FIG. 2 illustrates the difference between the distance voltage derived from the reactance magnitude provided by the quadrature detector 28 and the distance voltage derived from the impedance magnitude provided by amplitude detector 32. The sum of distance voltage EDX derived from the reactance magnitude and the time rate of change of the linearized distance voltage ED derived from the reactance and impedance magnitudes is provided by the summing amplifier 38.

When the ballast resistance is very high (RB = ∞) the two distance voltages have the same slope. When the ballast resistance is decreased (RB = 1.5 ohms, for example, lumped at the predictor) it can be readily seen that the slope of the impedance magnitude is much improved over the slope of the reactance magnitude, as shown in the two graphs in FIG. 2. Thus, the error in estimate of the arrival of a train by the predictor is also much improved. The reason that the impedance magnitude provided by amplitude detector 32 is less affected by low ballast resistance than the reactance magnitude is apparent in the following example:

Zin = R + J X

If we assume that R = 0.5X, which provides a high ballast resistance condition, then

Zin = 1.12 X< 63.4°

If we assume a low ballast resistance condition (RB - 2 X) where the ballast resistance is in parallel with Zin then

Zin = 0.85 X <41.6°

therefore, the impedance magnitude

Zin = 0.83/1.12 or a 26 percent reduction in its magnitude

while the reactance magnitude

or a 45 percent reduction in its magnitude for the same given low ballast condition.

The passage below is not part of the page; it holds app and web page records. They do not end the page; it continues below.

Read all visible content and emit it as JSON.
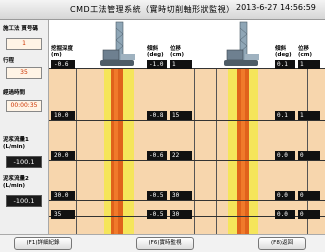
{
  "window": {
    "title": "CMD工法管理系統（實時切削軸形狀監視）",
    "datetime": "2013-6-27  14:56:59"
  },
  "sidebar": {
    "method_label": "施工法 貫号碼",
    "method_value": "1",
    "row_label": "行程",
    "row_value": "35",
    "elapsed_label": "經過時間",
    "elapsed_value": "00:00:35",
    "flow1_label_line1": "泥浆流量1",
    "flow1_label_line2": "(L/min)",
    "flow1_value": "-100.1",
    "flow2_label_line1": "泥浆流量2",
    "flow2_label_line2": "(L/min)",
    "flow2_value": "-100.1"
  },
  "headers": {
    "depth_line1": "挖掘深度",
    "depth_line2": "(m)",
    "left_angle_line1": "傾斜",
    "left_angle_line2": "(deg)",
    "left_pos_line1": "位移",
    "left_pos_line2": "(cm)",
    "right_angle_line1": "傾斜",
    "right_angle_line2": "(deg)",
    "right_pos_line1": "位移",
    "right_pos_line2": "(cm)"
  },
  "rows": [
    {
      "depth": "-0.6",
      "l_angle": "-1.0",
      "l_pos": "1",
      "r_angle": "0.1",
      "r_pos": "1"
    },
    {
      "depth": "10.0",
      "l_angle": "-0.8",
      "l_pos": "15",
      "r_angle": "0.1",
      "r_pos": "1"
    },
    {
      "depth": "20.0",
      "l_angle": "-0.6",
      "l_pos": "22",
      "r_angle": "0.0",
      "r_pos": "0"
    },
    {
      "depth": "30.0",
      "l_angle": "-0.5",
      "l_pos": "30",
      "r_angle": "0.0",
      "r_pos": "0"
    },
    {
      "depth": "35",
      "l_angle": "-0.5",
      "l_pos": "30",
      "r_angle": "0.0",
      "r_pos": "0"
    }
  ],
  "buttons": {
    "left": "(F1)詳細紀錄",
    "center": "(F6)實時監視",
    "right": "(F8)返回"
  },
  "colors": {
    "ground": "#f7d6ad",
    "pile_outer": "#f5e55a",
    "pile_inner": "#e0621b"
  }
}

When the system in accordance with this invention generates the voltage

ED = 2EDZ - EDX

by subtracting, in effect, the EDX distance voltage from the E DZ voltage and adds the difference back to the EDZ a more ideal and linear slope is generated as shown in FIG. 2. This slope is nearly as linear at times as the RB = ∞ slope. This improved slope gives a more correct calculation of train speed and thus warning time at grade crossing is more nearly correct.

Thus, there has been provided by the improvements set forth herein a time of arrival predictor computer which has a lower error as compared to the prior art systems. The output, as provided by this predictor from summing amplifier 38, is sent through a high gain amplifier 40 and compared in a comparator 42 to a reference voltage provided by 44. If the sum of these voltages is above the reference voltage, then the relay amplifier 46 enables a relay 48, which, in turn, either sounds an alarm or lowers a crossing gate, or the like.